• I think this may work, or at least may be on the right track: you can show that the points of continuity are those that are in $U_n$ for all positive integers $n$. This is a $G_{\delta}$ set, as the intersection of the open sets $U_n$. This means the complement is an $F_{\sigma}$ , which relates to Baire category. Commented Nov 15, 2013 at 3:50
• It works pretty well, thanks! Commented Nov 15, 2013 at 4:09

You've got it backwards. It's not $U_n$ that will be nowhere dense, but its complement.

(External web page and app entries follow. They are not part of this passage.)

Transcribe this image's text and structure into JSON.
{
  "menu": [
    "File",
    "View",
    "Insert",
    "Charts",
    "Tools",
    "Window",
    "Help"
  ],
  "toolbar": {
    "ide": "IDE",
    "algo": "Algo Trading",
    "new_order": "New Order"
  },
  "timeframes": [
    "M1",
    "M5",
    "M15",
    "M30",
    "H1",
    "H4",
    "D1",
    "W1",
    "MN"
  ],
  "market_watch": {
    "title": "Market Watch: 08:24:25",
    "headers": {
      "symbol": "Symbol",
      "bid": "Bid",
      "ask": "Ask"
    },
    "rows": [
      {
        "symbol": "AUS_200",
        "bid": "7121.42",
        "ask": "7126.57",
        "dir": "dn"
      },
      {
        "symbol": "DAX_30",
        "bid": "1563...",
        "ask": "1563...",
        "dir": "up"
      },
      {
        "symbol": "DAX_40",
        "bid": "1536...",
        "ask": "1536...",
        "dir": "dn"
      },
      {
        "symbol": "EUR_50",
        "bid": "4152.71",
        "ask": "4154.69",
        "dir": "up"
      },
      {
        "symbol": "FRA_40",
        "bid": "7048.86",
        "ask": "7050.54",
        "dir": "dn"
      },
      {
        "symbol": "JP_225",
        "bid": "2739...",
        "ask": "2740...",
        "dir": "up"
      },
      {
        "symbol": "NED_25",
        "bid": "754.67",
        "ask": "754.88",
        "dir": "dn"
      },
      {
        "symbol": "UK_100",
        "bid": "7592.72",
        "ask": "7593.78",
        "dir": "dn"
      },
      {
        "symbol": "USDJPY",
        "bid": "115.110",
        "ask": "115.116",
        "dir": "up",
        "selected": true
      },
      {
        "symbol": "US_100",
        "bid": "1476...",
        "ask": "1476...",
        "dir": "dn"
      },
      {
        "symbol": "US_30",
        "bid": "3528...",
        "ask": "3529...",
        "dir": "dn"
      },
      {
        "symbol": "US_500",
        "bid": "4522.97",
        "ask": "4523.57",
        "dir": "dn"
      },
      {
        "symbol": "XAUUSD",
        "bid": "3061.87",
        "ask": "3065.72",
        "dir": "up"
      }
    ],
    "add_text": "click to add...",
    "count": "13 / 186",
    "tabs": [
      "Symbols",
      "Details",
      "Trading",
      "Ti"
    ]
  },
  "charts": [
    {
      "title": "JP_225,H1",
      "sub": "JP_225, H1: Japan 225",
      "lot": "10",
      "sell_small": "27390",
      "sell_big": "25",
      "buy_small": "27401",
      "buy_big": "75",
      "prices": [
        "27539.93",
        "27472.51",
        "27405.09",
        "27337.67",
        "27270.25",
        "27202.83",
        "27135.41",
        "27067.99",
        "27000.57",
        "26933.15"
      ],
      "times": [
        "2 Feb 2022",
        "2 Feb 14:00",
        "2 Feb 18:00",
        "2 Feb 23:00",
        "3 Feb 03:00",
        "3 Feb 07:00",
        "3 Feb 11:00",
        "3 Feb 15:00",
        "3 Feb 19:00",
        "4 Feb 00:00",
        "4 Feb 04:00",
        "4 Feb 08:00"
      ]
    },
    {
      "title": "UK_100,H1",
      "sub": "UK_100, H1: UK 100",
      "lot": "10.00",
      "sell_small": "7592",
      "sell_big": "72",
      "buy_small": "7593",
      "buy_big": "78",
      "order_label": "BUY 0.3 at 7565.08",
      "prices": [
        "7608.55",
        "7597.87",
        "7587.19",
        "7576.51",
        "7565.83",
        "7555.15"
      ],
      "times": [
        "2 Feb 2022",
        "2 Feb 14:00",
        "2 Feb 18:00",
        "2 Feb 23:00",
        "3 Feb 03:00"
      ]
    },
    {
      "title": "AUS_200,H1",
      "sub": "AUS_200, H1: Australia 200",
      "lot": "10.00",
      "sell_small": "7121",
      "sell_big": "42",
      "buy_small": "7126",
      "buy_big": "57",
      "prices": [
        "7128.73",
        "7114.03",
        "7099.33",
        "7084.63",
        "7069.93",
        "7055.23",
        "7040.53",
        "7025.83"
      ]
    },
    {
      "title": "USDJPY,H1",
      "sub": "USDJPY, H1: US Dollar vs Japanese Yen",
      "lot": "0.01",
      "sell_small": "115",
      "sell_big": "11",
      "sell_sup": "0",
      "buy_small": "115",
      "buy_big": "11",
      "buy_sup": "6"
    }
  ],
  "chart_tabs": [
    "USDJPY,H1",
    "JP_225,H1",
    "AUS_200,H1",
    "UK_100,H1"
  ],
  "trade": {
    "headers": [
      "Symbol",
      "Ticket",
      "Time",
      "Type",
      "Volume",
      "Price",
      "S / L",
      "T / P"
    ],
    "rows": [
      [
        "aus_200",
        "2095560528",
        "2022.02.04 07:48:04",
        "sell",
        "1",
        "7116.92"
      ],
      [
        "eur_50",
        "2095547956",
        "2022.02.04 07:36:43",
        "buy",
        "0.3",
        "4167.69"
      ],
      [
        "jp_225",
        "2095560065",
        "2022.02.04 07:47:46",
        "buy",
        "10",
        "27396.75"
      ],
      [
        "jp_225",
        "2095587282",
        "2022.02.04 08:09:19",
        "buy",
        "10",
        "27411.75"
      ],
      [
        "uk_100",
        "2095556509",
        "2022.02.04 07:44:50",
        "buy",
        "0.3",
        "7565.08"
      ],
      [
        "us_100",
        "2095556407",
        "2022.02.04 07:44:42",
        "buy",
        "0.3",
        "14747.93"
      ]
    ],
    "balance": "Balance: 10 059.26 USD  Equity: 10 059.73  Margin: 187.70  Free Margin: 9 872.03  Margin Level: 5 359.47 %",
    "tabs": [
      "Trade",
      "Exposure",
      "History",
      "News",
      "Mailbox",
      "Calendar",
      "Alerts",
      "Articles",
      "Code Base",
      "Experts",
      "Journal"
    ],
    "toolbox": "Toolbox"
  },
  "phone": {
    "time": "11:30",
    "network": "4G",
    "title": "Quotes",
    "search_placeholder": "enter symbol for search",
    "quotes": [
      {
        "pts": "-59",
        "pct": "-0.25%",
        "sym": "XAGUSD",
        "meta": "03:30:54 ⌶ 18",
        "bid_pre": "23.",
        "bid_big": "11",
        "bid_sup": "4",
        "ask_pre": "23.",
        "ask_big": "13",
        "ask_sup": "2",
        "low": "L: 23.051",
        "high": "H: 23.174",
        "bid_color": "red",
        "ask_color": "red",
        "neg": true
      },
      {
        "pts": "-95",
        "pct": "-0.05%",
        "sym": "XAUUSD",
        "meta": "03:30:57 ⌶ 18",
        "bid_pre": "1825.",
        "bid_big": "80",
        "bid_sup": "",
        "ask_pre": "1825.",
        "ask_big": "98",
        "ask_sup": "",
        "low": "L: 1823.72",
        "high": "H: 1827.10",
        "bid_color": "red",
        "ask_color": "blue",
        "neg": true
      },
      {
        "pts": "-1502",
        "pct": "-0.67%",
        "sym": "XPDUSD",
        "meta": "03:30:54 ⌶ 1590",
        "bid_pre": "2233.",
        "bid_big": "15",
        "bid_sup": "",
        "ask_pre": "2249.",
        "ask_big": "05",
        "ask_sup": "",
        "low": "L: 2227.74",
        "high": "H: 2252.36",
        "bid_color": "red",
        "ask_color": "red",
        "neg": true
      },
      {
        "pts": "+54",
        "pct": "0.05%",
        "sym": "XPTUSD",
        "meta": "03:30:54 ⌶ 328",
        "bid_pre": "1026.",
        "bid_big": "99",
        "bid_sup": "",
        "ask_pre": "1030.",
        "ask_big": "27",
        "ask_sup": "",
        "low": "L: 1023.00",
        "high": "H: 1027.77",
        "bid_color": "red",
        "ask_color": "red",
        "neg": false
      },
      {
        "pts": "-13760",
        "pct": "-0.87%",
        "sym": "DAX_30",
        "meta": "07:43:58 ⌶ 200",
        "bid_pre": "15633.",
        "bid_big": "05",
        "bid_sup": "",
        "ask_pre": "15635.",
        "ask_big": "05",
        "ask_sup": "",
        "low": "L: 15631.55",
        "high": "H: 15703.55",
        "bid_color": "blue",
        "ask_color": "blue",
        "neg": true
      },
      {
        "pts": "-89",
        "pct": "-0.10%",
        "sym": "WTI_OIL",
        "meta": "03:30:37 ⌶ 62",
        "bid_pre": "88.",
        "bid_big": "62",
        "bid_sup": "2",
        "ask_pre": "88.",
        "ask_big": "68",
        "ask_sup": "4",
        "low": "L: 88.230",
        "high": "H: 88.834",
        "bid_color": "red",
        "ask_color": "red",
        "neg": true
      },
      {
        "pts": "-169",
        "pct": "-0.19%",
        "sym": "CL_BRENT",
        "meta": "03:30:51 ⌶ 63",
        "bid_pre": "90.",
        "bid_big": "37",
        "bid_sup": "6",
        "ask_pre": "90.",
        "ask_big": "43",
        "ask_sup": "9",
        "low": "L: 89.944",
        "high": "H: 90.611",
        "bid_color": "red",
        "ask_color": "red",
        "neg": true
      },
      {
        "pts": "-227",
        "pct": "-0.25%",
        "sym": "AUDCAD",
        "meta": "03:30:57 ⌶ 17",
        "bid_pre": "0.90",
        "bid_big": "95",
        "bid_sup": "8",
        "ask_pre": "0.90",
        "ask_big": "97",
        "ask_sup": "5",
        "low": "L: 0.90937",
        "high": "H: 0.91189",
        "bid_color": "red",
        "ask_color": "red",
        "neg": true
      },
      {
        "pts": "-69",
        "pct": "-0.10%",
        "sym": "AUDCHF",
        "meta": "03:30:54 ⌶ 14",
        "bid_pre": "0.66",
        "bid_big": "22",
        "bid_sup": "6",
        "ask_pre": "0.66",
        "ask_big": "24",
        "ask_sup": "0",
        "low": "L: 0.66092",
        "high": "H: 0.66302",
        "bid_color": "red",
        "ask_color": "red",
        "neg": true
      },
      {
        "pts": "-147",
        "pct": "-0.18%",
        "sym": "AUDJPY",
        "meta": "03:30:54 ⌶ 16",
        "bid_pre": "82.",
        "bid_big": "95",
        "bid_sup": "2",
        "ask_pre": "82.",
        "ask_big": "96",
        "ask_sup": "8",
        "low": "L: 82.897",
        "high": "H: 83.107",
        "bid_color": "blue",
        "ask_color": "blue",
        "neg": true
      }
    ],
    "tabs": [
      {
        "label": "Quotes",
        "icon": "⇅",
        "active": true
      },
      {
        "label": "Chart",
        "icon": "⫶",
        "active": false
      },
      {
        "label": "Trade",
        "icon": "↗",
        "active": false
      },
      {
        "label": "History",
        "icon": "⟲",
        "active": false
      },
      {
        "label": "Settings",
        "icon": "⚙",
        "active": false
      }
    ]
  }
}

1. Show that $\bigcap_n U_n$ is precisely the set of points at which $f$ is continuous.

2. Show that $U_n$ is open.

3. Suppose $f$ is continuous at the rationals. Show $U_n$ is also dense. Hence, $U_n^c$ is closed and nowhere dense.

4. Using the previous statement and the fact that the rationals are countable, write $\mathbb{R}$ as a countable union of nowhere dense sets, contradicting the Baire category theorem.

Taking complements can be used to restate the Baire category theorem in the following equivalent way: a countable intersection of dense open subsets of $\mathbb{R}$ is dense.

• Your answer was extremely helpful, I was really mixed up and I didn't know how to use the suggestion properly. Commented Nov 15, 2013 at 4:07

Let $$f:\Bbb R\to \Bbb R$$ and let $$D$$ be the set of $$x\in \Bbb R$$ such that $$f$$ is discontinuous at $$x$$.

For $$q\in \Bbb Q^+$$ let $$x\in D(q)$$ iff $$\sup \{|f(y)-f(z)|:y,z\in U\}>q$$ whenever U is open and $$x\in U.$$

Every $$D(q)$$ is closed. For if $$x'\in \overline {D(q)}$$ and $$U$$ is any open set with $$x'\in U$$ then there exists $$x\in U\cap D(q).$$ Now, since $$x\in D(q)$$ and $$U$$ is open with $$x\in U,$$ we have $$\sup \{|f(y)-f(z)|: y,z\in U\}>q.$$ So $$x'\in D(q).$$

We have $$D=\cup_{q\in \Bbb Q^+}D(q).$$ So $$D$$ is an $$F_{\sigma}$$ set. So $$C=\Bbb R \setminus D$$ is a $$G_{\delta}$$ set.

Suppose $$C$$ is also dense. Let $$C=\cap_{n\in \Bbb N}\,U_n$$ where each $$U_n$$ is open. Each $$U_n$$ is dense because $$\overline U_n\supset \overline C=\Bbb R.$$ Let $$S$$ be any countable set, with $$S\subseteq \{s_n:n\in \Bbb N\}.$$ Then each $$U_n\setminus \{s_n\}$$ is dense & open, so by Baire, $$C\setminus S\supseteq \cap_{n\in \Bbb N}(U_n \setminus \{s_n\})\ne \emptyset.$$ So $$C$$ is not equal to any countable $$S$$. In particular $$C\ne \Bbb Q.$$

Remarks: (1). Regardless of the Continuum Hypothesis, if $$C$$ is a dense $$G_{\delta}$$ subset of $$\Bbb R$$ then $$|C|=2^{\aleph_0}=|\Bbb R|$$. (2). If $$C$$ is any $$G_{\delta}$$ subset of $$\Bbb R$$ then there exists $$f:\Bbb R \to [0,1]$$ such that (i) $$f(x)=0\iff x\in C,$$ and (ii) $$f$$ is continuous at $$x \iff x\in C.$$

• I do not understand the general idea of your proof and why you wrote $D(q)$? Commented Mar 16, 2020 at 0:52
• @Emptymind . $D(q)$ is defined in the A. The idea is that each $D(q)$ is closed and that $\Bbb Q^+$ is countable so $D$ is $F_{\sigma}$, so the set of points where $f$ is continuous is a $G_{\delta}$ set ... But $\Bbb Q$ is NOT $G_{\delta}..$ Commented Mar 17, 2020 at 5:48